Victory had a good chance from a ball over the top that Fernando Romero forced on goal, but Redders saved well, but there was something going on down by the benches and play stopped to allow the referee to have a look at something on the monitor. Turns out that Burgess had kicked out, a la 1998 Beckham World Cup fiasco, and was immediately dismissed, the fan favourite leaving the field with his head in his hands.
Ten minutes then to survive, but Sydney looked like the team playing with the extra man and Victory were toothless. As the clock hit 90 minutes, we noticed that the clock kept going. Fantastic! This is one of the most annoying things about watching in the stadium, you never know how far through the additional minutes you are unless you set a stopwatch, and this was gold. Someone with scoreboard controls noticed and switched it back to 90 straight away. Again, boooo!
The game was over though, and Sydney managed the final moments well.
We dropped down into the Cove for the post-match celebrations, Caceres singing on the mega, and the home fans loving the atmosphere as Queen’s Bohemian Rhapsody came over the loud-speaker to bring back memories of victories of yesteryear at the old Allianz Stadium. Wilko was signing shirts, the hot conditions seeing loads of people simply strip off their tops to hand them down to him to sign, and Diego Caballo, a player who is growing on the Sydney fans, was melting hearts with his kickabout with his young one in the goal at the far end. This was a great end to a fantastic day.

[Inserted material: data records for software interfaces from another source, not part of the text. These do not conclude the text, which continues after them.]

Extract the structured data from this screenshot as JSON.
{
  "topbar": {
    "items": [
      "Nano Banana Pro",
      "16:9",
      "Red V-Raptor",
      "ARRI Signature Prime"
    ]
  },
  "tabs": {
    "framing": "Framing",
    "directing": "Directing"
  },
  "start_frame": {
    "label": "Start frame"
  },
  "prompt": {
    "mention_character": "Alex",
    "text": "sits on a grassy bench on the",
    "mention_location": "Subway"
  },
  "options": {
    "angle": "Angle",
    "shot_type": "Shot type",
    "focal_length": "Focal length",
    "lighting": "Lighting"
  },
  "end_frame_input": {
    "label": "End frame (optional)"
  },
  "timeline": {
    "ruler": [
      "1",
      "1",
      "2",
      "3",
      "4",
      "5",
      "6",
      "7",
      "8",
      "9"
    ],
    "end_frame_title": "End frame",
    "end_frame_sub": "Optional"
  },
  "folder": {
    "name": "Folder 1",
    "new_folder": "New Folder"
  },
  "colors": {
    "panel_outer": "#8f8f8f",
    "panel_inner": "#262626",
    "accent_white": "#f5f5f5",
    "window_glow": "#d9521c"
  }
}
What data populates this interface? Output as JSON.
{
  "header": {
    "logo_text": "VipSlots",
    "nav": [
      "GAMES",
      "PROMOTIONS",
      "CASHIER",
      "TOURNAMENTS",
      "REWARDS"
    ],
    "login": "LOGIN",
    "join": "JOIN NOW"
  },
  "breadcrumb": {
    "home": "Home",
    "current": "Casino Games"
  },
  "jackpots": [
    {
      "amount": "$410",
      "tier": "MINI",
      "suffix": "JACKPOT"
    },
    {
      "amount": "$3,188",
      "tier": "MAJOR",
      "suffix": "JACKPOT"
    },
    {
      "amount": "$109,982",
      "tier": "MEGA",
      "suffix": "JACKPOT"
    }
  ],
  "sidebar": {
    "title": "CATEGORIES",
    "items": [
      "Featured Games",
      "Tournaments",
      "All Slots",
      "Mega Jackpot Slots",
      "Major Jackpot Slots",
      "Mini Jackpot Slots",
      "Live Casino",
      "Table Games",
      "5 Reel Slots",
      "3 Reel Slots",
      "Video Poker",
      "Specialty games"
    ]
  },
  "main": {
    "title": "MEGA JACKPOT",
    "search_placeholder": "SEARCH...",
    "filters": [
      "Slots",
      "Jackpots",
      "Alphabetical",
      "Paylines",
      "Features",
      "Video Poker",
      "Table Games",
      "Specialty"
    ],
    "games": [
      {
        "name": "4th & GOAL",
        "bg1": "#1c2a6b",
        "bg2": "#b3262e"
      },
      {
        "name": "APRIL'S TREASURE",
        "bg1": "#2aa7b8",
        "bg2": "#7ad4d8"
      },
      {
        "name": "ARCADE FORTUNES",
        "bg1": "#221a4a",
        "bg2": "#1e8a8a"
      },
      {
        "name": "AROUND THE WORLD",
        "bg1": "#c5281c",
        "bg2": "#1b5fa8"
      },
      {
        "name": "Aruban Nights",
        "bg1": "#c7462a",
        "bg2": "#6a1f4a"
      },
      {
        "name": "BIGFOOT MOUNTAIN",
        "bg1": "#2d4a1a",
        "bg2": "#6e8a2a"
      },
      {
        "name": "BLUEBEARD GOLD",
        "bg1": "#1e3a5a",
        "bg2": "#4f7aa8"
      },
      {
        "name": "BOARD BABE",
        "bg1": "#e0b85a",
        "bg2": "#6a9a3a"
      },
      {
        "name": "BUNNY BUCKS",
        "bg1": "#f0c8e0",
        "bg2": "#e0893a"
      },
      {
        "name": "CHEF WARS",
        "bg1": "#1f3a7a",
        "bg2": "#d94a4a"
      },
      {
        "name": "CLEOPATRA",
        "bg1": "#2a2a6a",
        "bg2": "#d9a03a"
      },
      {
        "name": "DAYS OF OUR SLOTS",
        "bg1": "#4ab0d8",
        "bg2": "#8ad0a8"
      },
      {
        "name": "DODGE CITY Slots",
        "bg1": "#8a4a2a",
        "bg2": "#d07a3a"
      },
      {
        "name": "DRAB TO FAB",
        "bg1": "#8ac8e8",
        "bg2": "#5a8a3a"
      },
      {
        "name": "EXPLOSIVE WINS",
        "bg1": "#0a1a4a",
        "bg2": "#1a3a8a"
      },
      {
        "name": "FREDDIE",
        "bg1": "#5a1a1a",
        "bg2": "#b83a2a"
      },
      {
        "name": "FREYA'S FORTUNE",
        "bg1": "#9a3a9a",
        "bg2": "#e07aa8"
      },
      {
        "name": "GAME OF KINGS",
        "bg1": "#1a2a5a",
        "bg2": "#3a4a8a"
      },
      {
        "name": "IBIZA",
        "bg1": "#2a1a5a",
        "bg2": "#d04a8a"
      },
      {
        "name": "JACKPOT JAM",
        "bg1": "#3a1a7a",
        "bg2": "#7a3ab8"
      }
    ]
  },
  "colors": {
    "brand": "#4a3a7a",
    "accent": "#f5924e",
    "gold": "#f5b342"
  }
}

This long-time Sydney FC fan has seen many ups and downs during the years, but today was just spot on. Maybe it was the fact that it was a later kick off so you could get everything done before heading to the game, maybe it was the cold pints I had at the Crown, maybe it was just the general buoyant mood of all the Cove fans, but this was something special, an atmosphere to savour and a great reminder of why we go to the football in the first place.
Our luck was in with the light rail and train connection, and we were back home in time for the EPL to start with the 11.30pm kick-off to keep the football theme going. An emotional return to Kogarah to come tomorrow, bring on the W-League Women in their top-of-the-table clash with leaders Western United. Forza Sydney allez!